Finally Mr Teo also raises the issue of deterrence as a justification. However, in the Yong Vui Kong decision the court admitted that it would not be able to assess its effectiveness in preventing drug crimes. The Court of Appeals wrote, ‘It is not within the purview of this court to determine the efficacy or otherwise of the [mandatory death penalty]as a deterrent vis-à-vis the offence of drug trafficking.’ The court cited precedent for this position. In Ong Ah Chuan decision the Privy Council said, ‘Their Lordships would emphasise that in their judicial capacity they are in no way concerned with arguments for or against capital punishment or its efficacy as a deterrent to so evil and profitable a crime as trafficking in addictive drugs.’
Thus deterrence as a legal justification for the mandatory death penalty rings somewhat hollow.
In any case, the government of Singapore fails to publish detailed crime data, and data on executions it carries out, makes Mr Teo’s claims about the effectiveness of its policies impossible to test independently. In fact, drug offences of any kind are conspicuously absent from Singapore’s official crime data. Given that Singapore’s Central Narcotics Bureau regularly reports on major trafficking arrests on its website, this seems an odd omission.
As a result, the offence for which Yong Vui Kong has been sentenced to death does not appear as a crime in Singapore’s crime statistics for the year of his arrest (or if it does it is hidden elsewhere, and not recorded as a drug offence.

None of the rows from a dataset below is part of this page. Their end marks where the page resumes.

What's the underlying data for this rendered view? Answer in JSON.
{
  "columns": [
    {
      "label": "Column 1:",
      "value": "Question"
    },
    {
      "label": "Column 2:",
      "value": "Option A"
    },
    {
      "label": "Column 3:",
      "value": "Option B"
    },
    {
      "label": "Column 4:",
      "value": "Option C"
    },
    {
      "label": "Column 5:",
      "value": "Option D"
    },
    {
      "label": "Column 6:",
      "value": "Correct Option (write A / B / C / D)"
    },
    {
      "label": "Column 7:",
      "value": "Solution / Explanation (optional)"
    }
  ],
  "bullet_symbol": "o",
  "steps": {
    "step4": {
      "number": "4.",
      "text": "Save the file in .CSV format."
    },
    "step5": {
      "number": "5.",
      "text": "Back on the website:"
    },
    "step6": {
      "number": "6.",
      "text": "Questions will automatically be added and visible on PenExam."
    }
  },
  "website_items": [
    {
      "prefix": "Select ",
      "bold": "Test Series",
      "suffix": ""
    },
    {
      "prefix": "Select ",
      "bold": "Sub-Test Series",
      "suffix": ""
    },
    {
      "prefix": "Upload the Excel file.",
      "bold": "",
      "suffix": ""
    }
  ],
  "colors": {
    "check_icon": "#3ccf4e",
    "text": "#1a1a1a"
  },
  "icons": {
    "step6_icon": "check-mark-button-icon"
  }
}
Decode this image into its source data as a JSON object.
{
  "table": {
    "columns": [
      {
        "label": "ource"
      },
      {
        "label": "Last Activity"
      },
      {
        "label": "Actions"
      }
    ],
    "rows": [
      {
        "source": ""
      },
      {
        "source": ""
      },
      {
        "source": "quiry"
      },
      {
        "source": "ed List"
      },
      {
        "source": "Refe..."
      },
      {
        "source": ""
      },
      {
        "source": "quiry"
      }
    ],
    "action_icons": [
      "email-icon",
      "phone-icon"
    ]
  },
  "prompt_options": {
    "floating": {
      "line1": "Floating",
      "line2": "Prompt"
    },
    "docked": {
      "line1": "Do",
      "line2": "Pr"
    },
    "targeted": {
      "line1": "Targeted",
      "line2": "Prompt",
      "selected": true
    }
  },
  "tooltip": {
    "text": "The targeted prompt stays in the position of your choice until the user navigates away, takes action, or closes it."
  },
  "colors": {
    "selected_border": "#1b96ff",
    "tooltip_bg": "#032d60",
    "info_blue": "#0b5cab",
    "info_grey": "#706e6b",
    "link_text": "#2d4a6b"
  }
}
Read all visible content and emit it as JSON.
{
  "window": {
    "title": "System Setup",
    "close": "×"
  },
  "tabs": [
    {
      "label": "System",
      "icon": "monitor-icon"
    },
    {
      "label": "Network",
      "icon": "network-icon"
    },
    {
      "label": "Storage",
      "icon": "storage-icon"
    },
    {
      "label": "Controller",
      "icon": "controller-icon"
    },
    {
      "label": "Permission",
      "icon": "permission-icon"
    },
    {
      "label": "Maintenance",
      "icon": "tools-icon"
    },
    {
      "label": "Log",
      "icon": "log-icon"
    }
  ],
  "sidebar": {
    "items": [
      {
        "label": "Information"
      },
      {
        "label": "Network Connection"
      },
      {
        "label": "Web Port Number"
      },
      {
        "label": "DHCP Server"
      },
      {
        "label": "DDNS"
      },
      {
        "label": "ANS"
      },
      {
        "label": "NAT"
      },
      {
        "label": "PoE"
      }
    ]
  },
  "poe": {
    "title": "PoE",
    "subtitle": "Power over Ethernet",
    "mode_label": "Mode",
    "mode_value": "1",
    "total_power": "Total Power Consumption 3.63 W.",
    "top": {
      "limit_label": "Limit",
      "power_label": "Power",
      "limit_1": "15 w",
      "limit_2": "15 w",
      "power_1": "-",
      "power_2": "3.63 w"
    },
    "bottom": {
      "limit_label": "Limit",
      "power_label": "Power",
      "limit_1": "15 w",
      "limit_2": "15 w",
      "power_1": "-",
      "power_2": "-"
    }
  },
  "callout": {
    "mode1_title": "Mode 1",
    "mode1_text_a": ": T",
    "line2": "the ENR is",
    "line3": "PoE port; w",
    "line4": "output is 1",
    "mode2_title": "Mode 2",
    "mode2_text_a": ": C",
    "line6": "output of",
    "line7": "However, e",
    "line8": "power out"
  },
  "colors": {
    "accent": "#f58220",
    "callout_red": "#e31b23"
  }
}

This isn’t the first time that Singapore has tried to justify its extreme drug policies. Last year, the island-state lashed out at UN Special Rapporteur on Torture, Manfred Nowak, for releasing a report on human rights and drug enforcement to the UN Human Rights Council. The Singapore government wrote that it ‘categorically rejects this or any attempt to impose a policy on sovereign States on how to deal with offenders under their criminal justice system’. It further defended its sovereign right to beat and kill drug offenders.